It’s “my Favorite because I wrote it by myself and produced it” with a co-producer, she tweeted in December. “I’m SUPER proud of it.”
But some of her fans weren’t. Media headlines from outlets like Fox News reported, “Avril Lavigne angers Christian fans with new song about the devil,” on July 8.
“Turns out Christian audiences aren’t too keen on Lavigne’s new single,” wrote Hannah Sparks for the New York Post. But, she added, the “lyrics suggest the song is actually about the effects of a toxic relationship, rather than a love letter to Satan.”
Sparks’ intuition was right. For evidence, Christian Post reporter Jeannie Law pointed to an interview during which a German newspaper asked Lavigne who was the devil she loved.
Lavigne laughed that she would “never betray!” the person, before revealing a darker side to the story.
“It was fierce and I was really scared. I was still weakened and already so vulnerable and fearful and insecure at the time. Then he came,” she admitted. “That was what they call a ‘toxic relationship,’ and the only good thing is that it did not take long … And as so often with me, a song evolved from the experience.”
And while that song was about falling for a devil, it was also about a reach for God in the darkness.
In the chorus, Lavigne warns, “I fell in love with the devil” and admits she’s “underneath his spell.” But, at the same time, she pleads “Someone send me an angel” and “save me from this hell” because “It’s killing me.”

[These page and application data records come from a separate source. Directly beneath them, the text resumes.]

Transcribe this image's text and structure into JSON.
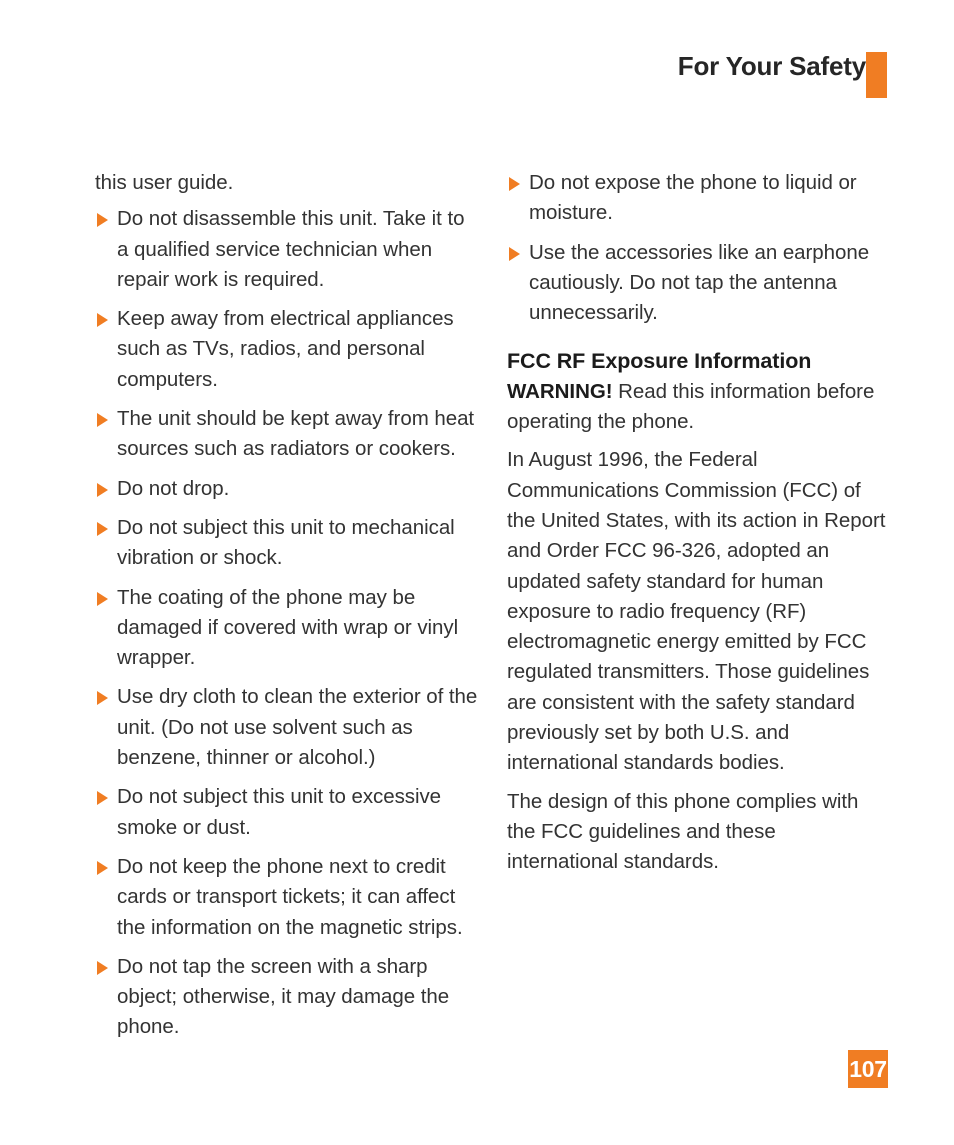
{
  "header": {
    "title": "For Your Safety",
    "accent_color": "#f07d23"
  },
  "page_number": "107",
  "left_column": {
    "lead_paragraph": "this user guide.",
    "bullets": [
      "Do not disassemble this unit. Take it to a qualified service technician when repair work is required.",
      "Keep away from electrical appliances such as TVs, radios, and personal computers.",
      "The unit should be kept away from heat sources such as radiators or cookers.",
      "Do not drop.",
      "Do not subject this unit to mechanical vibration or shock.",
      "The coating of the phone may be damaged if covered with wrap or vinyl wrapper.",
      "Use dry cloth to clean the exterior of the unit. (Do not use solvent such as benzene, thinner or alcohol.)",
      "Do not subject this unit to excessive smoke or dust.",
      "Do not keep the phone next to credit cards or transport tickets; it can affect the information on the magnetic strips.",
      "Do not tap the screen with a sharp object; otherwise, it may damage the phone."
    ]
  },
  "right_column": {
    "bullets": [
      "Do not expose the phone to liquid or moisture.",
      "Use the accessories like an earphone cautiously. Do not tap the antenna unnecessarily."
    ],
    "section_heading": "FCC RF Exposure Information",
    "warning_label": "WARNING!",
    "warning_text": " Read this information before operating the phone.",
    "paragraphs": [
      "In August 1996, the Federal Communications Commission (FCC) of the United States, with its action in Report and Order FCC 96-326, adopted an updated safety standard for human exposure to radio frequency (RF) electromagnetic energy emitted by FCC regulated transmitters. Those guidelines are consistent with the safety standard previously set by both U.S. and international standards bodies.",
      "The design of this phone complies with the FCC guidelines and these international standards."
    ]
  }
}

She later sings that “angels and devils always fight over me” before asking “Take me to heaven, wake me up from this dream.”
In a second piece of evidence, Law also noticed that, when Lavigne held a contest for the song’s promotional artwork, several fans suggested satanic symbols. But the singer rejected them and opted for a red background with a forest design, while wearing a red gown and black cross on her forehead.
In another photo advertising the song, Lavigne again donned Christian – not satanic – symbolism.
A July 6 Instagram post showed the singer draped in a black attire while clasping a crucifix to her chest. In the caption to her seven million followers, she wrote the song’s title, “#IFellinLoveWithTheDevil.”
This album isn’t Lavigne’s first encounter with religion. As CatholicVote has previously reported, singing to God is something Lavigne actually grew up doing. When Billboard announced Lavigne’s new album in 2017, the outlet cited Lavigne as saying she was “going back to my roots a little bit… I got my start in church and at country fairs when I was a young child, and I think those earlier influences are definitely coming out now.”
Back in 2011, media reported Lavigne saying her inspiration to be a singer was something she picked up at church.
“My mom said when I was two I came back from church singing ‘Jesus Loves Me’ and she said that she knew I was going to be a singer then, she called me her little songbird,” Lavigne revealed. And, according to Beliefnet, Lavigne performed her “first solo in church” just eight years later at the age of 10.
As imperfect humans, every Christian falls for “devils” of his or her own. The question is how we respond – whether that’s by giving in, or by standing back up in a reach for God.